He said: “We understand the frustration that these measures may cause and we are working with the aviation industry to minimise any impact.
“Our top priority will always be to maintain the safety of British nationals.
“These new measures apply to flights into the UK and we are not currently advising against flying to and from those countries.”
He added: “We remain open for business. People should continue to fly and comply with security procedures.”
The ban explicitly refers only to direct flights to Britain, leaving a potential loophole for people who fly via other European hubs.
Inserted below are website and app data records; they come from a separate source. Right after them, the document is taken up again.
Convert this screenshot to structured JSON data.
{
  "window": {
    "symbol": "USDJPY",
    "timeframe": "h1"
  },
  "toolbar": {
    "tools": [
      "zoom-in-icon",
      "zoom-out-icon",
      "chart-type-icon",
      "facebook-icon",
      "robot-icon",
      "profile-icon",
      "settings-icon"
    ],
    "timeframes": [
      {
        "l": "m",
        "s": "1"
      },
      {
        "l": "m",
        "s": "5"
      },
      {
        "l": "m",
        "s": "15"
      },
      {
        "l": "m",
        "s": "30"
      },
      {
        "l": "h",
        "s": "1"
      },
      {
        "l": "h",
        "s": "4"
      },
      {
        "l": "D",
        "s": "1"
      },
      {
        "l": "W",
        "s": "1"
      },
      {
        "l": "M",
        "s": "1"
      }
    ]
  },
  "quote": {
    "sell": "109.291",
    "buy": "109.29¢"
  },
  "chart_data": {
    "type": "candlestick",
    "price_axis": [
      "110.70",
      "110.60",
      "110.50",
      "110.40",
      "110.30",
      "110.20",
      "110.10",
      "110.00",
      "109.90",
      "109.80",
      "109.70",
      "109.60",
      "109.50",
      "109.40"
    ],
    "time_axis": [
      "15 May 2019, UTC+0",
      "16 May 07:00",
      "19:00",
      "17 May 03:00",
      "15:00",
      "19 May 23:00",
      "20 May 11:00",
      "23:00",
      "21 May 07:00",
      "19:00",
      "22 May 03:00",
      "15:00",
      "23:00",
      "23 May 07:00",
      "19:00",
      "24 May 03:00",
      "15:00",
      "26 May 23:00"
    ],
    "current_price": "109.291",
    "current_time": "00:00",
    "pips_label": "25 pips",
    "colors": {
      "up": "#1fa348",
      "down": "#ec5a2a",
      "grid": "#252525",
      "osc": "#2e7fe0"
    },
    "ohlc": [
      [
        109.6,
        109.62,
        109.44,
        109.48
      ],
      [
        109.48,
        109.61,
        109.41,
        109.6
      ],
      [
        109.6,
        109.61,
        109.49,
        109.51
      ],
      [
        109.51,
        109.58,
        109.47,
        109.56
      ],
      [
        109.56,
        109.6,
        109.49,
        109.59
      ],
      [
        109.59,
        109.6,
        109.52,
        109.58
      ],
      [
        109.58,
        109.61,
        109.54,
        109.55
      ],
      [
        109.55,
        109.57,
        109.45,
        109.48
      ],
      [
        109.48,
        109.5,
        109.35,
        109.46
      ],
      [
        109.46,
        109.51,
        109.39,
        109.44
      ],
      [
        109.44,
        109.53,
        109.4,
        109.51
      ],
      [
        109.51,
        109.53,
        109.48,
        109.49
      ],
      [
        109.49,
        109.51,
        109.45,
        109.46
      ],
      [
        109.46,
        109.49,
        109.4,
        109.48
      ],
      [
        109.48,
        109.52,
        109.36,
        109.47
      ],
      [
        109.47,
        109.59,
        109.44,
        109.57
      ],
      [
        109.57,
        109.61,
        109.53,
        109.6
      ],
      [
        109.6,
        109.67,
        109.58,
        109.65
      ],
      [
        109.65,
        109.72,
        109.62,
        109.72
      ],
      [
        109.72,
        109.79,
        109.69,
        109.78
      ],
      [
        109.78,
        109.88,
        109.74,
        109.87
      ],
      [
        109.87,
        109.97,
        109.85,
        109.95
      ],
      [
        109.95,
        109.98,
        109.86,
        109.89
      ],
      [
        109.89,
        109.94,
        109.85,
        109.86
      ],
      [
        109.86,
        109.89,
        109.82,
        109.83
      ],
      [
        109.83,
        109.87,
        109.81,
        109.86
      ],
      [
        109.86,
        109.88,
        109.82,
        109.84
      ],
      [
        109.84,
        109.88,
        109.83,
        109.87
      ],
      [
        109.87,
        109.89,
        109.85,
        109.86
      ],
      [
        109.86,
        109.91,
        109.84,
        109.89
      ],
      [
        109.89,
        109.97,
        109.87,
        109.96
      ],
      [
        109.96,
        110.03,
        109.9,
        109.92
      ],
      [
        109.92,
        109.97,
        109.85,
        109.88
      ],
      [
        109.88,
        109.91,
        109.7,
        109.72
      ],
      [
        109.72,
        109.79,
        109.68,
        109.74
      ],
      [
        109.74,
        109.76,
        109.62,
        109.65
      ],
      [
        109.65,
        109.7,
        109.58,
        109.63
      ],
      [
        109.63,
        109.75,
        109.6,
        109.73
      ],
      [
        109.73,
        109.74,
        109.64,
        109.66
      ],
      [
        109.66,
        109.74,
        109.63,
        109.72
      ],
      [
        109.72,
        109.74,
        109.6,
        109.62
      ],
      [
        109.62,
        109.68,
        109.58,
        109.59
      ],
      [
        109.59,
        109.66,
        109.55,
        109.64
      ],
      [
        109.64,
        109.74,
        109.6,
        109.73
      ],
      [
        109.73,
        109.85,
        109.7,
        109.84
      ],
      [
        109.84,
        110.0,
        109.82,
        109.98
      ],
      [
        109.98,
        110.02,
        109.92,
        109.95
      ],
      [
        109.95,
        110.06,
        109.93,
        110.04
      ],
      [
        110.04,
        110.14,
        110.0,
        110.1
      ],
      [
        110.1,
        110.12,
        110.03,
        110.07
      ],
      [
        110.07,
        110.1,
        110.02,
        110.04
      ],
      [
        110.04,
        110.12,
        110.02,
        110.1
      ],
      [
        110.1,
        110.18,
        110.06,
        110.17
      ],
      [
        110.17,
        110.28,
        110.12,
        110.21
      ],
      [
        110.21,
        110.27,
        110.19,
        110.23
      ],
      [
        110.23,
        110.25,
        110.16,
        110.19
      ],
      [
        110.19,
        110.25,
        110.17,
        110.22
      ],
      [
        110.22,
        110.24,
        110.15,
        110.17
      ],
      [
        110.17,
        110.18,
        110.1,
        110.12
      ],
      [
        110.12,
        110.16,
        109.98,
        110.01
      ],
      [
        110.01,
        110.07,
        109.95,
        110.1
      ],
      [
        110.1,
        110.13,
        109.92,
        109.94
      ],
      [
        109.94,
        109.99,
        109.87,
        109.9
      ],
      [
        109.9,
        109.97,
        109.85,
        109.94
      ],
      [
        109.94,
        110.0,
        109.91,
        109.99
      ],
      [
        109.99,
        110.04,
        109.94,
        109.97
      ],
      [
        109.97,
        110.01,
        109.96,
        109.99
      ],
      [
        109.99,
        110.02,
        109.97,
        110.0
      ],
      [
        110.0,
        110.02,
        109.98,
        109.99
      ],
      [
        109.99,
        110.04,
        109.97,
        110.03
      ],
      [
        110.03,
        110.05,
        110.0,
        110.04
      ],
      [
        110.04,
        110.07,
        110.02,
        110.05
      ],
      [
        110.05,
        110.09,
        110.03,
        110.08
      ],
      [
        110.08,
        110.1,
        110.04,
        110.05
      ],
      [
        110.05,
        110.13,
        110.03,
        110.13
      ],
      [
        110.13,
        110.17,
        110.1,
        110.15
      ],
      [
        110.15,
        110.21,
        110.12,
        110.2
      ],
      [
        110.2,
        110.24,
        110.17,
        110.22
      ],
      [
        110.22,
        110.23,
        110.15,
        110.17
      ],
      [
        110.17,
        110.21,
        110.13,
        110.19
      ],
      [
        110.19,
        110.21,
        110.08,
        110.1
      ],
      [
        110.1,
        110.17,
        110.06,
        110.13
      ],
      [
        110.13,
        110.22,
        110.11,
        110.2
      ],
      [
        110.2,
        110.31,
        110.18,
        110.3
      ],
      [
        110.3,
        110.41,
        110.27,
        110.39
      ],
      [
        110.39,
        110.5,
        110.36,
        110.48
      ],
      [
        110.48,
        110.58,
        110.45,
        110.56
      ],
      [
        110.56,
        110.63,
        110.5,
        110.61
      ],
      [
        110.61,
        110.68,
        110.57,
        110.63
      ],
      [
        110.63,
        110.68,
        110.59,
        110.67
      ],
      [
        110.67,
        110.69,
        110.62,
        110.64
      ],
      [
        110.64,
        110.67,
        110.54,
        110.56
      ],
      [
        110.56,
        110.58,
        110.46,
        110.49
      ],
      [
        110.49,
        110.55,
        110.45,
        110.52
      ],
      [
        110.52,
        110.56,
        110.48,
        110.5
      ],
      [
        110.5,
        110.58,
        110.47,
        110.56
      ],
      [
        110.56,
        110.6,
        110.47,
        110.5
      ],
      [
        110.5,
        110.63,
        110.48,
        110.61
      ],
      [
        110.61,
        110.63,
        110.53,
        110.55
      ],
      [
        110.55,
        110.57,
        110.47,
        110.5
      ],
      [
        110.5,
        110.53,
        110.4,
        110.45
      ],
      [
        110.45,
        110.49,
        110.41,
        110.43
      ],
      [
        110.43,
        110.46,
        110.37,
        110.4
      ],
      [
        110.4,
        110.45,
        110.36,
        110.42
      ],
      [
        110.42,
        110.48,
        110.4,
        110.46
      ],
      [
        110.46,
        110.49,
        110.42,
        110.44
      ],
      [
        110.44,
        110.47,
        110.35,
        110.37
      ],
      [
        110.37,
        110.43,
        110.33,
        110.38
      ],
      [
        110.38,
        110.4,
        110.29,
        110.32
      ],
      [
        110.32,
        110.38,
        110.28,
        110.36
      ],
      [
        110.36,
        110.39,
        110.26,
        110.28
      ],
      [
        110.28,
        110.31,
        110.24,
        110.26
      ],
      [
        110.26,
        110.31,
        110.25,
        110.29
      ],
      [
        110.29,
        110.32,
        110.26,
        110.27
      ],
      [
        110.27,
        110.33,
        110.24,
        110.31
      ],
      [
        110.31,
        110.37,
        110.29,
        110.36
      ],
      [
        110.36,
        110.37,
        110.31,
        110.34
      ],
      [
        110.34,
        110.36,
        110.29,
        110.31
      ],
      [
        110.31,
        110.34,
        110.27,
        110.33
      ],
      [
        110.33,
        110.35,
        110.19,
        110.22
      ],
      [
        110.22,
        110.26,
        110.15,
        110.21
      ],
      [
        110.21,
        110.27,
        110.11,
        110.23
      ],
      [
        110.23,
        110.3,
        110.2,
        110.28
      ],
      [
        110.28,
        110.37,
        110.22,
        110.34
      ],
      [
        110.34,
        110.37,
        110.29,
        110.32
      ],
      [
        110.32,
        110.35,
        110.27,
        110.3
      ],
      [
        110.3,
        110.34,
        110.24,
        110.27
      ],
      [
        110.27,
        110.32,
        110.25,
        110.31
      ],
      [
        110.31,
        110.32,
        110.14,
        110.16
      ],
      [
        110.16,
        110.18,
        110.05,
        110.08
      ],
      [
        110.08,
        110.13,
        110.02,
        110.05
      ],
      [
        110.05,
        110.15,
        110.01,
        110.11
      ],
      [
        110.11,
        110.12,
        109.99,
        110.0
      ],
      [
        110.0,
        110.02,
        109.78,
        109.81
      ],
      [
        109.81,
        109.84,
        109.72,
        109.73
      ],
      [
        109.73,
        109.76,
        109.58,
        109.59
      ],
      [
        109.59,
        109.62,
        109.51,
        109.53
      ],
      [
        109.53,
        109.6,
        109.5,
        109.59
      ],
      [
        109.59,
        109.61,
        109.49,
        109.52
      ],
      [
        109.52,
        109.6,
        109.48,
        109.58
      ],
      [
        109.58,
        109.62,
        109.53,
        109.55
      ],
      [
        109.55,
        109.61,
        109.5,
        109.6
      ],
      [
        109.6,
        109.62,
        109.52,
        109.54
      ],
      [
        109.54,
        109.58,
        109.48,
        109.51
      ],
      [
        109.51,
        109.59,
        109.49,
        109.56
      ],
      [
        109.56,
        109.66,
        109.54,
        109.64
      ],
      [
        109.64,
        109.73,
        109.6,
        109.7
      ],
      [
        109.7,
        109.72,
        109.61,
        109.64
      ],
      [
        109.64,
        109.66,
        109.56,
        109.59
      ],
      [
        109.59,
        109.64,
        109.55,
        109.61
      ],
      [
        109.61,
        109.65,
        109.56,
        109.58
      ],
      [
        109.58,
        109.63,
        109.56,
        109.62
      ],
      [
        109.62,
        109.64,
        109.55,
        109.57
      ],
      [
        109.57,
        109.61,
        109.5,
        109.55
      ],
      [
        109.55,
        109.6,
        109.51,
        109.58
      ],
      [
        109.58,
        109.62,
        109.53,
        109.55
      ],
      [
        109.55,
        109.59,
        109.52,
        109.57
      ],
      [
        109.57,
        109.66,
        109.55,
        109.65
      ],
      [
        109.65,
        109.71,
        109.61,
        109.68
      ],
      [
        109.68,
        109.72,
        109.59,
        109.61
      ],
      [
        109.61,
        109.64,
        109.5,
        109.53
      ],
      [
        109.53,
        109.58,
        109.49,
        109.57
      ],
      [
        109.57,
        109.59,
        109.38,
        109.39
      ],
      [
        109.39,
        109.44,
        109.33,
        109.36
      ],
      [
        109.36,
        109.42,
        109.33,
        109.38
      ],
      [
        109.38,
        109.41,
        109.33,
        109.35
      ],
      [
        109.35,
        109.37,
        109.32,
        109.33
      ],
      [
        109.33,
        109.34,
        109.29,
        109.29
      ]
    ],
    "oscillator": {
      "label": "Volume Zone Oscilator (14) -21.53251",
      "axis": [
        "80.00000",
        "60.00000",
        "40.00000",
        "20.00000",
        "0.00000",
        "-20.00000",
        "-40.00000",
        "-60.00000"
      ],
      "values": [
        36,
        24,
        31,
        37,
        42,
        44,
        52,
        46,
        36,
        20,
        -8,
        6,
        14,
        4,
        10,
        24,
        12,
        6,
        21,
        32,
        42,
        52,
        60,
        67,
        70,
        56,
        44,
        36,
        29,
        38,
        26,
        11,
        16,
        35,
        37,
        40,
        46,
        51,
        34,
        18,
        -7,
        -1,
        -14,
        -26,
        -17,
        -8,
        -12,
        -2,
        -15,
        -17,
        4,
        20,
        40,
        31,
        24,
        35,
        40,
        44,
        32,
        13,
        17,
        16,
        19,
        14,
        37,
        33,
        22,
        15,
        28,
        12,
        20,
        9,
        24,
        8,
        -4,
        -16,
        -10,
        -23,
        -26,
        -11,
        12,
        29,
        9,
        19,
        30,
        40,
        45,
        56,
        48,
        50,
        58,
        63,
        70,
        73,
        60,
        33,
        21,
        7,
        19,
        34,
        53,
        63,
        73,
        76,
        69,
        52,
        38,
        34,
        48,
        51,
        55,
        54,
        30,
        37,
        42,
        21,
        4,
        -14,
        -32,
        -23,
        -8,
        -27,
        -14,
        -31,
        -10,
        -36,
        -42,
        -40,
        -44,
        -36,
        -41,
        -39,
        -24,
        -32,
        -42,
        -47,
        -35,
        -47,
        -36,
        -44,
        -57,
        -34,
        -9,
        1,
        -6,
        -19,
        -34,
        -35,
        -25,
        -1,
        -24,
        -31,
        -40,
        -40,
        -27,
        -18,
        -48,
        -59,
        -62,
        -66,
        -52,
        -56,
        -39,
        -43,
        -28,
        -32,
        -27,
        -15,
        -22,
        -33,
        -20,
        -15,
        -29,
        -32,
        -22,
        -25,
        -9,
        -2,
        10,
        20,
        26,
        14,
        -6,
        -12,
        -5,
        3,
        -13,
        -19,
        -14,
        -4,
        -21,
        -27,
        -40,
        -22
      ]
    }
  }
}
Government sources suggested that other European nations are likely to follow the UK’s example.
The US Department for Homeland Security said the procedures would “remain in place until the threat changes”, and did not rule out extending them.
John Strickland, an air industry consultant, said that while the ban will cause “headaches for airlines and customers” but said carriers have “no choice but to put security first” when official advice is given.
Asked why the US ban extended to more countries than the UK ban, a Downing Street spokesman said: “We have spoken closely [with the US authorities] but have each taken our own decision.”
Extending the restriction to the UAE would, however, have caused significantly more disruption for British passengers because Dubai – which is considered to have high security standards – is one of the world’s biggest hub airports and is hugely popular with British tourists.